When that first bike rack did not work out, I was disappointed. But then another one came across my path a few days later. I chewed on this… This thought that one rack was not better or worse than the other. They were...simply different.  And so it is with my family and every other family with one child, whether by choice or not. We are not better or worse than any other family structure… we are simply different. We are us… and our child is an absolutely precious gift. Perhaps society can begin to accept the variations of families that don’t all look like alike and lay aside any personal judgements and ideas we hold others and ourselves too.

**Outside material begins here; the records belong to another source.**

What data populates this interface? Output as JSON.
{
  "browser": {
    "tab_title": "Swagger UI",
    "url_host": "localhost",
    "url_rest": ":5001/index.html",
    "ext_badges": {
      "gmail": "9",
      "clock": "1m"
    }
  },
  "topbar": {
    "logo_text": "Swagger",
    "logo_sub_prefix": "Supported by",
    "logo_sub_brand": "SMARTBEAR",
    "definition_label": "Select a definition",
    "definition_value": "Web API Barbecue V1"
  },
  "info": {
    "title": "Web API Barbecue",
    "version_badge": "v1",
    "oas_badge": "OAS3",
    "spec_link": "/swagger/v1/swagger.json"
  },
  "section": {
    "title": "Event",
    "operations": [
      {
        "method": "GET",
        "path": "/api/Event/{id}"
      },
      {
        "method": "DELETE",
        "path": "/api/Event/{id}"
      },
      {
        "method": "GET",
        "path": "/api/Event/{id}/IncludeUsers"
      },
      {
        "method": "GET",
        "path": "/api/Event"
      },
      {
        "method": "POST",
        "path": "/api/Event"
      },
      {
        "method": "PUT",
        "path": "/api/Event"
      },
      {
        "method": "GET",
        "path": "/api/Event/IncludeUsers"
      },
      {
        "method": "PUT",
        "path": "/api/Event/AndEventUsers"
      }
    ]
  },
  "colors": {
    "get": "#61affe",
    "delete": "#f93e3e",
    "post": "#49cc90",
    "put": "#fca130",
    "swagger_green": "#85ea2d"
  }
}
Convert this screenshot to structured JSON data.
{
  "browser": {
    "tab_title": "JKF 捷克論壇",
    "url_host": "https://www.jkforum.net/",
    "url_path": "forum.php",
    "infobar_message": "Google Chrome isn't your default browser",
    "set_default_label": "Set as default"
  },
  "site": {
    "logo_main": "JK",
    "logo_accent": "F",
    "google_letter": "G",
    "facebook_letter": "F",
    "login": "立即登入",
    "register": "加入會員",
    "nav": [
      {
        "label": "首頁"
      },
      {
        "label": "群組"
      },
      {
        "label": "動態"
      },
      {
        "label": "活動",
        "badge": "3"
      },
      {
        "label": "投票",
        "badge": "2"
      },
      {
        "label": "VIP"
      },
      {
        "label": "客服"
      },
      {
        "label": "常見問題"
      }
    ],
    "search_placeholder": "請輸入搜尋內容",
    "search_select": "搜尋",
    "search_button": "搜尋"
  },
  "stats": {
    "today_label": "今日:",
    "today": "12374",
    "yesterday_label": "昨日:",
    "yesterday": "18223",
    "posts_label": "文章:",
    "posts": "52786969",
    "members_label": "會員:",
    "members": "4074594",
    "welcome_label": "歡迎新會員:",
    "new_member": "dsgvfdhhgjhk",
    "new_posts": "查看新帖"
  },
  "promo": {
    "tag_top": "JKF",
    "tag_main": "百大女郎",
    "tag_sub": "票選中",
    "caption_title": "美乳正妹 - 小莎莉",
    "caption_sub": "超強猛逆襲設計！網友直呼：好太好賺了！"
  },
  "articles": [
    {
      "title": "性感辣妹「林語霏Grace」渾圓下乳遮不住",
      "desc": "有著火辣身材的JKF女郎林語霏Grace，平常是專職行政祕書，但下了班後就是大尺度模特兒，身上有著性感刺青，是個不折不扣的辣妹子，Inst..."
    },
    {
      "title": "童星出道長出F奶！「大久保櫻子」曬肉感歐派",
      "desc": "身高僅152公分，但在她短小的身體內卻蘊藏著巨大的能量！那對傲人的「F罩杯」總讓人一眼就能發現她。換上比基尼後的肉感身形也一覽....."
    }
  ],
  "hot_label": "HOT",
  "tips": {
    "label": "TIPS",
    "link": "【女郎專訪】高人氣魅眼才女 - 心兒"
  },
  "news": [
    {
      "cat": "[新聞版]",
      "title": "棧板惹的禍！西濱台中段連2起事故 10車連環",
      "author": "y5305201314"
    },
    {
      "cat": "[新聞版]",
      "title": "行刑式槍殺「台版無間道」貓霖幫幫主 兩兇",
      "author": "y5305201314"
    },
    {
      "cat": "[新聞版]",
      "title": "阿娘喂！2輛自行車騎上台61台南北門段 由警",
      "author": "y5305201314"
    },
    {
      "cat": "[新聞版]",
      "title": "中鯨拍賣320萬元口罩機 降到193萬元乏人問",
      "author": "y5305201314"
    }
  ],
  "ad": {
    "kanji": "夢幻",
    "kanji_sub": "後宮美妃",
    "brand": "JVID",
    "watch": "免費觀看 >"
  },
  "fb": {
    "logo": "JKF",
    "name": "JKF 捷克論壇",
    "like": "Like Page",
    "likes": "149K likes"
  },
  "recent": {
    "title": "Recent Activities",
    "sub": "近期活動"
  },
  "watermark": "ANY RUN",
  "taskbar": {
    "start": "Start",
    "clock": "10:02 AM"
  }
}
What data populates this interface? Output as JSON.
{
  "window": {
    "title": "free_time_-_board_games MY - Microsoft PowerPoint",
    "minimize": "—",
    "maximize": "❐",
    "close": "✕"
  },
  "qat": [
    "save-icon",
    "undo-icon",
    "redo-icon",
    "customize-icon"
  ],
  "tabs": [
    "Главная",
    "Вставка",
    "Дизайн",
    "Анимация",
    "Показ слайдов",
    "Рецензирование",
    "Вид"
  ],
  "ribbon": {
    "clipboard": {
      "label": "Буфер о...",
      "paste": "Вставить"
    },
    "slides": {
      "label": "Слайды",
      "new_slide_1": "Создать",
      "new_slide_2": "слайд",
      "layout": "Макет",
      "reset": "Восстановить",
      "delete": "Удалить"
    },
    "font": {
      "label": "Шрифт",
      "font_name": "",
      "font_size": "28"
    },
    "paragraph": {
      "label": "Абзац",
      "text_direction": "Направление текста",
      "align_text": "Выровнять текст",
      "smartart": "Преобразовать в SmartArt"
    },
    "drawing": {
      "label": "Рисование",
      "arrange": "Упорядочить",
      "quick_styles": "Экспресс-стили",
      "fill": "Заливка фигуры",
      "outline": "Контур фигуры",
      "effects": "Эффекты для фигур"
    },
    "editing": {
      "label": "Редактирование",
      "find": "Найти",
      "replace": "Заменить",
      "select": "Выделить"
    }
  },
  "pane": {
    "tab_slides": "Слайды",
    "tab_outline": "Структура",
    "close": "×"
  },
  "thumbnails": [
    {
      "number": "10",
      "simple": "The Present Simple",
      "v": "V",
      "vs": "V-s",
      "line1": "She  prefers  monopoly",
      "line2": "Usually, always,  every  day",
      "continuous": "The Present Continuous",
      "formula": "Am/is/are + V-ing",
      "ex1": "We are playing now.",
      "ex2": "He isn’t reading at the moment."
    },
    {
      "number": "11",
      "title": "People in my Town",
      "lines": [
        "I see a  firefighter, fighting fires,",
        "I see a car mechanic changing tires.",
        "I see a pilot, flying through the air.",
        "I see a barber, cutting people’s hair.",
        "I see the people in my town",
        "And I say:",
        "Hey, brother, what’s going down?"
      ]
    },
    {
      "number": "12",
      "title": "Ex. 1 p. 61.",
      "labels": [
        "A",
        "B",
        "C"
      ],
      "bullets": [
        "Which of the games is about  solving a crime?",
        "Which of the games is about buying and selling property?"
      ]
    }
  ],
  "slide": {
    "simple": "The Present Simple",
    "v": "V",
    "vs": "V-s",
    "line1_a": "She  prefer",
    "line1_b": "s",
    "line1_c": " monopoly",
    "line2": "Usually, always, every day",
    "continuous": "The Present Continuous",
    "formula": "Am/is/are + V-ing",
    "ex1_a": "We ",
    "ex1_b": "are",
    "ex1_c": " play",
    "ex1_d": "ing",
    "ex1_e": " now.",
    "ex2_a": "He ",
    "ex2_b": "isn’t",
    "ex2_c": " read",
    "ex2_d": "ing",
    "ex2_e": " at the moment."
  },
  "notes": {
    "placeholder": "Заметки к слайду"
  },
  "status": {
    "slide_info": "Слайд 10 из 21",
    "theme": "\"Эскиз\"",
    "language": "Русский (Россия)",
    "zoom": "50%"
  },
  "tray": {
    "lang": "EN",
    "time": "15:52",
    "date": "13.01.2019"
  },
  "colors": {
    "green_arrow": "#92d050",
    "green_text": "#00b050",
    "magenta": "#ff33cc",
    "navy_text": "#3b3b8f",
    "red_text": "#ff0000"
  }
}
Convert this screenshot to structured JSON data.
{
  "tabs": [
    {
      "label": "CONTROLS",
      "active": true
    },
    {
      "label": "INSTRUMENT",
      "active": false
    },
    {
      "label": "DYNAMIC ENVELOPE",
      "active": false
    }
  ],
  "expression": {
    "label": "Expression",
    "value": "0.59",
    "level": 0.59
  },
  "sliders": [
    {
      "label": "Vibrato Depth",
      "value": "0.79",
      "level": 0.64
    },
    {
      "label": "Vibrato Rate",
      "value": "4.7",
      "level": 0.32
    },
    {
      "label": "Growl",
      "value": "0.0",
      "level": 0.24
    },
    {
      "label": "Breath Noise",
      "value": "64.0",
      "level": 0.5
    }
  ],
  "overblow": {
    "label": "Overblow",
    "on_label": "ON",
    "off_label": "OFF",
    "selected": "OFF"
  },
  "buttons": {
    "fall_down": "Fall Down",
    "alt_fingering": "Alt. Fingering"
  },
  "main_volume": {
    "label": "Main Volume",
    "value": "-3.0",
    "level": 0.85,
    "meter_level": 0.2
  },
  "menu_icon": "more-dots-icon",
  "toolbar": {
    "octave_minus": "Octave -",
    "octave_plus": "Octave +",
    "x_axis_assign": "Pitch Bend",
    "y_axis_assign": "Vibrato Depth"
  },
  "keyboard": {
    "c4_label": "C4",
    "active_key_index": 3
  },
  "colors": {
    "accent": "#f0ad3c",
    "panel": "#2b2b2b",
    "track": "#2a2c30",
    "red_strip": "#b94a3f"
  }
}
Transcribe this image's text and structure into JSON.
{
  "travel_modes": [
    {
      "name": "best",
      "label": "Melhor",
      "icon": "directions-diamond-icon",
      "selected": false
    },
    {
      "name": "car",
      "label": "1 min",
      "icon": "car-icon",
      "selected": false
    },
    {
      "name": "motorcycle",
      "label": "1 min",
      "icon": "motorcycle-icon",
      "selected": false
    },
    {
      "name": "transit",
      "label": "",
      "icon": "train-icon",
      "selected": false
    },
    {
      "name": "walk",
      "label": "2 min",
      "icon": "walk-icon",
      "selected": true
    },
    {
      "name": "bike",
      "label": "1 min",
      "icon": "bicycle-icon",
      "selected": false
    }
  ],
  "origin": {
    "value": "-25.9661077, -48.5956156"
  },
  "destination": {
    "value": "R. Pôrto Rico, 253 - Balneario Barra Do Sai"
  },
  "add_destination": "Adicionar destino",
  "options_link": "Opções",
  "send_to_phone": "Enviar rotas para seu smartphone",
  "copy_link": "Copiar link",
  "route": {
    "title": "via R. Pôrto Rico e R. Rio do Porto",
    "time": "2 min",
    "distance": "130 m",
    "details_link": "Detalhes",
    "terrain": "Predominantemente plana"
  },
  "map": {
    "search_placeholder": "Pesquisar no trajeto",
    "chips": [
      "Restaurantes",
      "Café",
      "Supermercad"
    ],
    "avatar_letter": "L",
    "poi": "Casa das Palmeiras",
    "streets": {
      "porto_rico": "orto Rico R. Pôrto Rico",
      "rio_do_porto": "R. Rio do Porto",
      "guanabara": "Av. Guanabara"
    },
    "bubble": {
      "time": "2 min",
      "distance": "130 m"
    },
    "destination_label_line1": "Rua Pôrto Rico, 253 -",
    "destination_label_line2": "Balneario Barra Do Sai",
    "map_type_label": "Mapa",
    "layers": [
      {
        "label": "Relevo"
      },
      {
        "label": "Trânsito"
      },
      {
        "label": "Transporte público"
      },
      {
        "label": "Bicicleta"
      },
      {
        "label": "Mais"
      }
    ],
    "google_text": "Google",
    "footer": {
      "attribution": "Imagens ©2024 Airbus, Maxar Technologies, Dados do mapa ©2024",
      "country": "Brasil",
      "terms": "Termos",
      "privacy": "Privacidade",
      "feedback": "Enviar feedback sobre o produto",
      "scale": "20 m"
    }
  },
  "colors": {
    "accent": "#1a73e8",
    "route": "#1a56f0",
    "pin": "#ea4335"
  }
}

And perhaps as mothers we can begin to address that our identities as women supercede being mothers. That who we are is more than the chores of changing diapers and washing dirty laundry. That we have a loving nurturer inside of us. And we can throw that love into raising our families…whether with one child or 20. And we can spread it to others outside our family too… as for me… breastfeeding mothers and their babies. Because we are strong and loving women who need the support of one another and need to extend grace to ourselves and our differences.


And speaking of washing dirty laundry… a little boy’s muddy clothing and shoes are asking to be cleaned.


Julie Brown, Mother to Ethan, RN, BSN, Breastfeeding Educator, IBCLC candidate

Julie serves as a leader for The Motherhood Grief Group which meets the 2nd & 4th Wednesdays of the Month at 12 noon. Please visit their page for more information.